“You gather the idea that Mauritius was made first, and then heaven.” These are words uttered by American author Mark Twain before he died in 1910. A century on and this untouched gem is still just as beautiful. Conquered by the Dutch, French and British, inhabited by Indian and Chinese speakers, and flung off the coast of Africa, Mauritius is a cultural melting pot in the middle of the Indian Ocean.
It boasts some of the most beautiful beaches in the world, a breathtaking botanical garden, reef-sheltered lagoons and warm coastal plains. This tropical paradise isn’t just for sun seekers though – fuse together every imaginable water sport, myriad hiking opportunities and a fantastic food offering and you can immediately see why every traveller is clamouring to get here.
Black River Gorges National Park, in the south-western hills of Mauritius, is undoubtedly the most popular destination for visitors. Even if you’re purely visiting to soak up some rays and lay on the beach, it’d be remiss of you not to spend a day in this rugged refuge – home to thick forests, jaw-dropping cascades (such as Tamarin Falls) and much of the country’s most elusive wildlife species and avifauna, such as the echo parakeet and pink pigeon.

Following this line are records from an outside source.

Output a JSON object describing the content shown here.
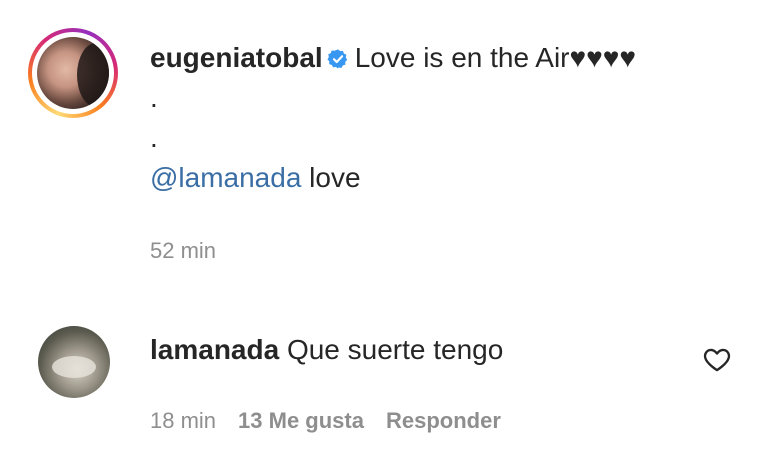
{
  "caption": {
    "username": "eugeniatobal",
    "text": "Love is en the Air♥♥♥♥",
    "dot1": ".",
    "dot2": ".",
    "mention": "@lamanada",
    "mention_suffix": " love",
    "time": "52 min"
  },
  "reply": {
    "username": "lamanada",
    "text": "Que suerte tengo",
    "time": "18 min",
    "likes": "13 Me gusta",
    "reply_label": "Responder"
  },
  "colors": {
    "verified": "#3897f0",
    "mention": "#3a6ea5",
    "meta": "#8e8e8e"
  },
  "icons": {
    "verified": "verified-badge-icon",
    "like": "heart-icon"
  }
}
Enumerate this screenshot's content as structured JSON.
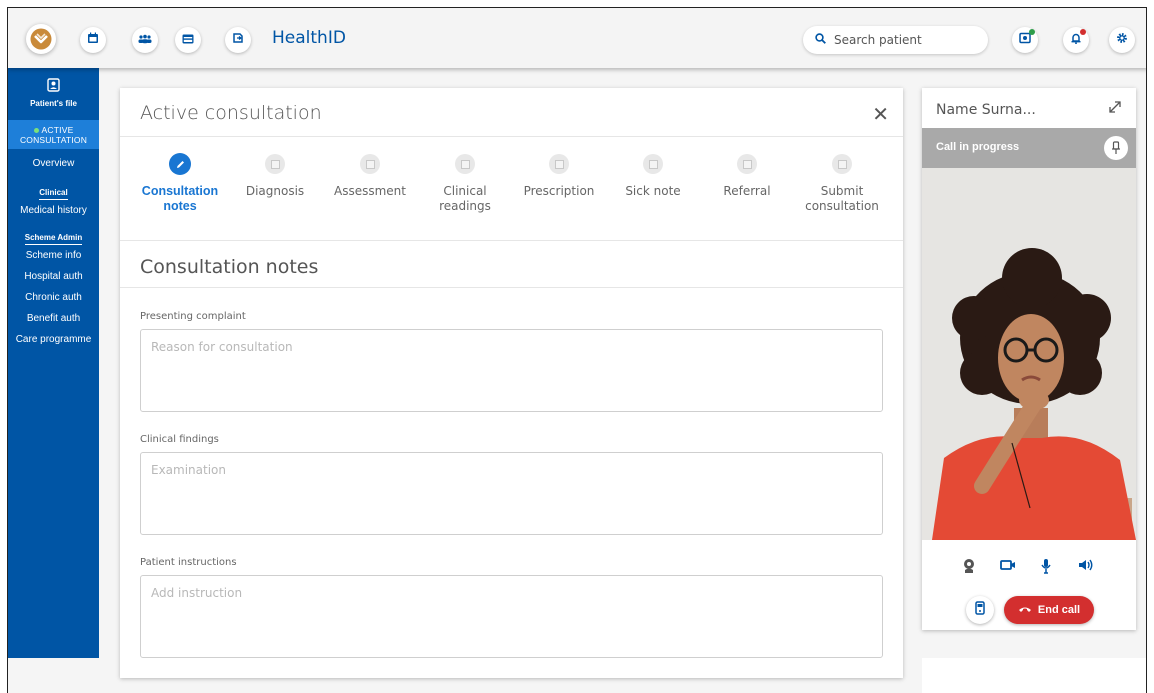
{
  "topbar": {
    "app_title": "HealthID",
    "search_placeholder": "Search patient",
    "colors": {
      "brand": "#0055a5",
      "logo": "#c98a3a",
      "green_dot": "#2e9d4a",
      "red_dot": "#d32f2f"
    }
  },
  "sidebar": {
    "patient_file": "Patient's file",
    "active_line1": "ACTIVE",
    "active_line2": "CONSULTATION",
    "overview": "Overview",
    "clinical_heading": "Clinical",
    "medical_history": "Medical history",
    "scheme_heading": "Scheme Admin",
    "items": [
      "Scheme info",
      "Hospital auth",
      "Chronic auth",
      "Benefit auth",
      "Care programme"
    ]
  },
  "consultation": {
    "title": "Active consultation",
    "close_icon": "close-icon",
    "steps": [
      {
        "line1": "Consultation",
        "line2": "notes",
        "active": true
      },
      {
        "line1": "Diagnosis",
        "line2": ""
      },
      {
        "line1": "Assessment",
        "line2": ""
      },
      {
        "line1": "Clinical",
        "line2": "readings"
      },
      {
        "line1": "Prescription",
        "line2": ""
      },
      {
        "line1": "Sick note",
        "line2": ""
      },
      {
        "line1": "Referral",
        "line2": ""
      },
      {
        "line1": "Submit",
        "line2": "consultation"
      }
    ],
    "section_title": "Consultation notes",
    "fields": [
      {
        "label": "Presenting complaint",
        "placeholder": "Reason for consultation",
        "value": ""
      },
      {
        "label": "Clinical findings",
        "placeholder": "Examination",
        "value": ""
      },
      {
        "label": "Patient instructions",
        "placeholder": "Add instruction",
        "value": ""
      }
    ]
  },
  "video": {
    "name": "Name Surna...",
    "status": "Call in progress",
    "end_call": "End call"
  }
}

Those looking for the best scenery should head for the nearby Le Morne peninsula, epitomised by a huge coastal monolith of the same name, or the geologically-confounding Seven Coloured Earths in Chamarel. But if you simply can’t tear yourself away from the beach, make sure you opt for some of the prettiest ones at least; Belle Mare and Trou aux Biches host some of the most picture-perfect sands. Mauritian islands like Aux Cerf and Rodrigues offer some great silica too while the island’s capital, Port Louis, serves up a mishmash of bustling markets, colonial architecture and blissfully private beaches.
Eat and Drink
Mauritian food is often lauded as one of the greatest Creole cuisines out there – a well-constructed jumble of African, Chinese, Indian and French grub, so good that it’s attracted many celebrity chefs and Michelin stars. Grand Baie, a coastal village to the north of the country, is where the dining scene is at its most vibrant. Here you can try national specialities like vindaye (deep-fried fish coated in spices), rougaille (hot tomato sauce) and the beloved dholl puri (flatbreads).
Le Fangourin serves elegant Mauritian dishes with a modern twist, while the ambient Chez Tino’s offers authentic meals at a fair price – both are great finds in a restaurant-saturated region. Street food is great on the island too, especially if you’re seeking cheaper eating options. Try fresh coconut water, fruit smothered in chilli and sugar, hot curries, and Chinese noodles, to name a few. Be sure not to miss the delicious miniature Victoria pineapples either, or a cup of Mauritian tea for that matter.
From volcanic backdrops to Indian temples, white sand beaches to sea caves once frequented by rugged pirates – no matter where you go or what you see in Mauritius, you’re guaranteed a truly incredible stay. Relaxation seekers should try the 5-star Oberoi, a yoga and spa retreat nestled on the shores of Turtle Bay in Pointe au Piments, or the uber romantic Lux Grand Gaube, a 5-star hideaway that boasts an open air cinema, world-class diving and heaps of local fishing village culture.
Got the kids in tow? The authentic Zilwa Attitude has abundant restaurants and an inclusive kids club, much like the luxurious Heritage Awali Golf Club & Spa Resort, which is conveniently-located next to the Frederica Nature Reserve and its bountiful waterfalls.
We can relate to this one: tea is a huge part of Mauritian culture – at home, in the workplace and when socialising. Nowhere is this more obvious than at the Bois Cheri tea estate, where a range of black, green, herbal and flavoured teas are produced. A vanilla-infused brew is the big favourite here.
Tours around the plantation will take you into the sweet-smelling fields, museum and factory, and even include a taste-testing back at the chalet. So even though you’ve left Britain for a few weeks, you can still enjoy a warm, soothing cuppa.
Mauritius Like a Local
Nothing will prepare you for the warm French-Mauritian hospitality and laidback island lifestyle, something that’s felt across the country. Stay in a local apartment and you’ll experience it all first hand – strolling through the neighbourhoods, eating freshly-ripped loaves of bread, bathing in lagoons that are off the tourist trail and weaving through sky-high fields of sugarcane. Beware though; this type of cool routine can quickly get addictive.